Chablis is popular because it is light-bodied with clean crisp refreshing apple and citrus fruits and a dry finish. Many wine drinkers like it because it is very rarely aged in new oak barrels and therefore does not have that toasty, nutty flavour disliked by some. Chablis is frequently referred to as steely or flinty.

Because of its high acidity, Chablis is seen as the ideal wine to drink with oysters and other shellfish, sushi, sashimi and most fish dishes. However, it also goes well with snails, creamy chicken dishes and pork chops. At tastings in Chablis, they frequently serve gougères, delicious cheesy choux pastry puffs. In fact, if you are a white wine lover, you can enjoy it with a wide variety of dishes. It is a good choice if a group of you are eating a variety of dishes in a restaurant.
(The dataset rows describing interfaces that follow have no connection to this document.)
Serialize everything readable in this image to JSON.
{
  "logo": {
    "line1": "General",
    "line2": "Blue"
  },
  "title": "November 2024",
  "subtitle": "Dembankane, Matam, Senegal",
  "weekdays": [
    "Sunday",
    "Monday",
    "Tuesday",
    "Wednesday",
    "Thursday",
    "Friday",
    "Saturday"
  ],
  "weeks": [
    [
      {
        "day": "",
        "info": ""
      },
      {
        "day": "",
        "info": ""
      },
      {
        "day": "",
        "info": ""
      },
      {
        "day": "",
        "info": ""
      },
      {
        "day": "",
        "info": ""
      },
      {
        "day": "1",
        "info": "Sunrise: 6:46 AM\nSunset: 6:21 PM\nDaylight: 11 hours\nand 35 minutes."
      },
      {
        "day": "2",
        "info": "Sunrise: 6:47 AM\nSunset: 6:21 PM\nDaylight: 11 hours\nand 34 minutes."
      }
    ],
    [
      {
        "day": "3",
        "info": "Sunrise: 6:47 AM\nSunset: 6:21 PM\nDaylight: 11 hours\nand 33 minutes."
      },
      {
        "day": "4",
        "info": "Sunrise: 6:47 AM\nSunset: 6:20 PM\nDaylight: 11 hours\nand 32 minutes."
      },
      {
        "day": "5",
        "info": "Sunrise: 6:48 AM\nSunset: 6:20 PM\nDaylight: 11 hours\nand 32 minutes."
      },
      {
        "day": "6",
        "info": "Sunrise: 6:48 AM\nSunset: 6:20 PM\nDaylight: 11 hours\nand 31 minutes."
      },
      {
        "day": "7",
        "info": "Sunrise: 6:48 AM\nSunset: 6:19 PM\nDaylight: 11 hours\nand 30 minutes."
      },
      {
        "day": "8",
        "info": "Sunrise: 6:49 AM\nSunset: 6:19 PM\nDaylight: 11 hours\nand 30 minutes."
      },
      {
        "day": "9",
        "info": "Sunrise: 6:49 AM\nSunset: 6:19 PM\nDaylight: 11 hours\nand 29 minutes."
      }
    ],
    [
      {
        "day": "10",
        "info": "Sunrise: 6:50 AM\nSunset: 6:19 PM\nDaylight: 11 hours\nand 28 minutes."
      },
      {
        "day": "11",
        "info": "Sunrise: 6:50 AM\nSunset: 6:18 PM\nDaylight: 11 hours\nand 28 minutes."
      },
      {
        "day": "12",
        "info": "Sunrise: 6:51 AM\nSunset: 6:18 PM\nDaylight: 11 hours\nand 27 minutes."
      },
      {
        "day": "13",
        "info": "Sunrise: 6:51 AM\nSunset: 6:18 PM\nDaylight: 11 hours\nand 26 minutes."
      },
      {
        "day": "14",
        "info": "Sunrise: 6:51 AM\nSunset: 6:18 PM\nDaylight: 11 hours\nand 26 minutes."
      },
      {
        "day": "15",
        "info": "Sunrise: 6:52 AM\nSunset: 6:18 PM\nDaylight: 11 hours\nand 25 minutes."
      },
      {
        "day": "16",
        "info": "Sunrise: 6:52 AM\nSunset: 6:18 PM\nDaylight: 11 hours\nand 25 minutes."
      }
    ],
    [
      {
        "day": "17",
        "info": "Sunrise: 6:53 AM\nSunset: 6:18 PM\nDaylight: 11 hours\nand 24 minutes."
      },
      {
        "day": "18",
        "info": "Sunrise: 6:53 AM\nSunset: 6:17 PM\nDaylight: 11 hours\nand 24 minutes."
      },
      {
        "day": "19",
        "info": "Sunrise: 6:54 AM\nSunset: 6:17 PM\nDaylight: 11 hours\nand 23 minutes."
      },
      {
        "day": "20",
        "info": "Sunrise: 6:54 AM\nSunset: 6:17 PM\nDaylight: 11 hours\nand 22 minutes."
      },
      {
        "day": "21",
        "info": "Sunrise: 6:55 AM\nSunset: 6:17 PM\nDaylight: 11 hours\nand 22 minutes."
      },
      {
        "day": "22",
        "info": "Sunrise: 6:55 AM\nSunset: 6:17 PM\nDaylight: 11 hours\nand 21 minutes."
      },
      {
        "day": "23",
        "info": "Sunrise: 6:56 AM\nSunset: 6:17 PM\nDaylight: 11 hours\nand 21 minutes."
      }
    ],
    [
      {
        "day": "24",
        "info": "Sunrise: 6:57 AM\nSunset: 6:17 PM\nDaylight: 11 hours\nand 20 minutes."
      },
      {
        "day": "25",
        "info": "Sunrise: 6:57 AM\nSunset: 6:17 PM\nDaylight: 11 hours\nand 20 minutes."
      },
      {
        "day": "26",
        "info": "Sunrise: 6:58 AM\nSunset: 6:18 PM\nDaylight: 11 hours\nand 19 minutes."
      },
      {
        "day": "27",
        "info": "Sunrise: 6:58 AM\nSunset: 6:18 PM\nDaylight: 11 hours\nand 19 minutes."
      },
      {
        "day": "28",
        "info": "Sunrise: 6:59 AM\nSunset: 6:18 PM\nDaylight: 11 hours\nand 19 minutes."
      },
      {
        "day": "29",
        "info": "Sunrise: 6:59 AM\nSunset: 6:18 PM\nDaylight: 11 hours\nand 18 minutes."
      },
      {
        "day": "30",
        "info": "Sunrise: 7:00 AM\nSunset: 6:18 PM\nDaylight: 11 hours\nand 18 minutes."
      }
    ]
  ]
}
As with many French wines, Chablis has various quality levels. Petit-Chablis is the least expensive, made from grapes grown in less favoured vineyards. Then there is Chablis, which covers the majority of wines produced in the region. The next level up is Chablis Premier Cru; these are 40 vineyards, all of which have better exposure and the desirable chalk and kimmeridgian soils. They produce better quality wines. At the very top level there are seven Grand Cru vineyards, all on the same hillside overlooking the town of Chablis.


Partly because of its popularity, Chablis is rarely cheap. In addition, the region is quite northerly and spring frosts are a real danger; several vintages have been decimated in recent years. Expect to pay about €25 for Petit Chablis, €30 for a Chablis, €50-60 for a Premier Cru and €100 for a Grand Cru. The good news is most supermarkets will have a decent Chablis for €18-€20.